Good leaders and managers know when to let a conflict resolve itself and when they need to step in. One tactic for addressing conflict is to use your positional power to resolve it. While this can work, it should be used only when absolutely necessary, such as in matters of safety or security or if tempers are raging and people need time to settle down. As a long-term solution, it doesn’t work. Unless the source of the conflict is dealt with, it can simmer and eventually boil over.

Addressing conflict requires you to have a conversation with everyone involved to discover the underlying cause of the conflict and determine how to handle it. Require people to be objective and refrain from making personal or derogatory comments. Focus them on behaviors, explain how the conflict is harming the team’s ability to be positively productive, and state the need to resolve the situation.

Bring people together for a facilitated conversation to focus everyone on a common goal. Reframe the situation and encourage them to find solutions that eliminate the conflict and that everyone finds acceptable.

Handling conflict requires resilience and strong communication skills, and it is a hallmark of professionalism. See my blog post Build Resilience for more information.


Don’t Let Someone Hold You Up!

No, this is not about crime prevention. When people you work with don’t give you what you need when you need it, they are holding you up. In many cases, you often don’t have authority over them and can’t control their behavior. What you need is their cooperation. So what can you do?

  • Never give people the actual date you need something. Even the most accountable people can forget what you need when you need it or be tied up juggling their own priorities. Always give people a deadline that is a day or two before you actually need the information.
  • Make more assertive requests. Frame requests in a way that requires commitment. For example, don’t say, “This is due by Friday.” Instead say, “This is due by Friday, can you get it to me by noon?” When someone commits to a specific time for a deliverable, they are more likely to do it.
  • Remind them when it’s due. A day or two before it’s due, send a quick email, make a call, or drop by their cube and say, “Are you still able to get [fill in] to me by noon, Friday?”
  • Thank them.When someone gives you what you need when you need it, say thanks even if it happens every month or week. A little appreciation goes a long way for cooperation. 

What if you don’t get it by noon Friday? If you followed tip 1, you have a couple days of room. Politely remind the person they agreed to get it to you and explain the impact it has by being late. If someone chronically fails to get you what you need, you may have to talk to your manager since this situation is affecting your ability to be positively productive.


When You’re Just Too Tired to Work…

Let’s face it, some days you’re just too tired to get anything done. Maybe you partied a bit too much the night before, or you were up with a sick child, or the neighbors kept you up with their loud music. Whatever the reason, you still have to drag yourself into the office.

How do you get anything done when all you want is a nap?
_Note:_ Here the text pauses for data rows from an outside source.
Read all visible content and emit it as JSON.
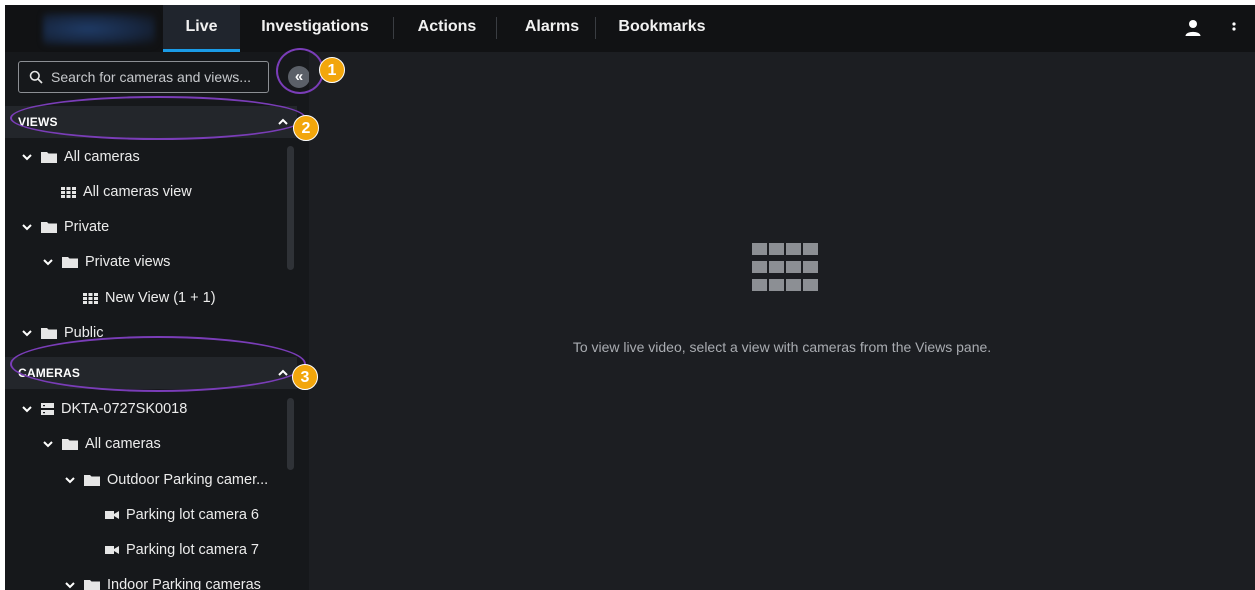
{
  "nav": {
    "tabs": [
      {
        "label": "Live",
        "active": true
      },
      {
        "label": "Investigations",
        "active": false
      },
      {
        "label": "Actions",
        "active": false
      },
      {
        "label": "Alarms",
        "active": false
      },
      {
        "label": "Bookmarks",
        "active": false
      }
    ],
    "icons": {
      "user": "user-icon",
      "more": "more-vertical-icon"
    }
  },
  "search": {
    "placeholder": "Search for cameras and views..."
  },
  "views": {
    "header": "VIEWS",
    "items": [
      {
        "label": "All cameras",
        "icon": "folder-icon"
      },
      {
        "label": "All cameras view",
        "icon": "grid-view-icon"
      },
      {
        "label": "Private",
        "icon": "folder-icon"
      },
      {
        "label": "Private views",
        "icon": "folder-icon"
      },
      {
        "label": "New View (1 + 1)",
        "icon": "grid-view-icon"
      },
      {
        "label": "Public",
        "icon": "folder-icon"
      }
    ]
  },
  "cameras": {
    "header": "CAMERAS",
    "items": [
      {
        "label": "DKTA-0727SK0018",
        "icon": "server-icon"
      },
      {
        "label": "All cameras",
        "icon": "folder-icon"
      },
      {
        "label": "Outdoor Parking camer...",
        "icon": "folder-icon"
      },
      {
        "label": "Parking lot camera 6",
        "icon": "camera-icon"
      },
      {
        "label": "Parking lot camera 7",
        "icon": "camera-icon"
      },
      {
        "label": "Indoor Parking cameras",
        "icon": "folder-icon"
      }
    ]
  },
  "main": {
    "empty_message": "To view live video, select a view with cameras from the Views pane."
  },
  "callouts": [
    "1",
    "2",
    "3"
  ],
  "colors": {
    "accent": "#1a9be6",
    "callout": "#f2a60c",
    "ring": "#7a3db8"
  }
}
  • Kick off the day with a healthy breakfast.Avoid sugar, carbs, and the fast food drive-thru that can spike your blood sugar. The quick boost of energy you get right away won’t stay with you and when it’s gone, your energy will crash. Instead, power up with proteins and fiber, like oatmeal with milk or eggs and multi-grain toast.
  • Yes, I know, you’re tired!I’m not telling you to hit the gym, but a brisk ten-minute walk can boost your oxygen intake, get the blood flowing, and energize you. Also see my blog post Sitting Is Bad for Productivity and Your Health.
  • Drink water, not coffee.While you might reach for the coffee pot and down a few cups to pick you up, coffee dehydrates you and can make you feel more tired if you drink too much. Switch to water to for a better, more hydrating pick-me-up.

The best cure, of course, is a good night’s sleep. If you experience insomnia frequently, a trip to your doctor is probably a good idea.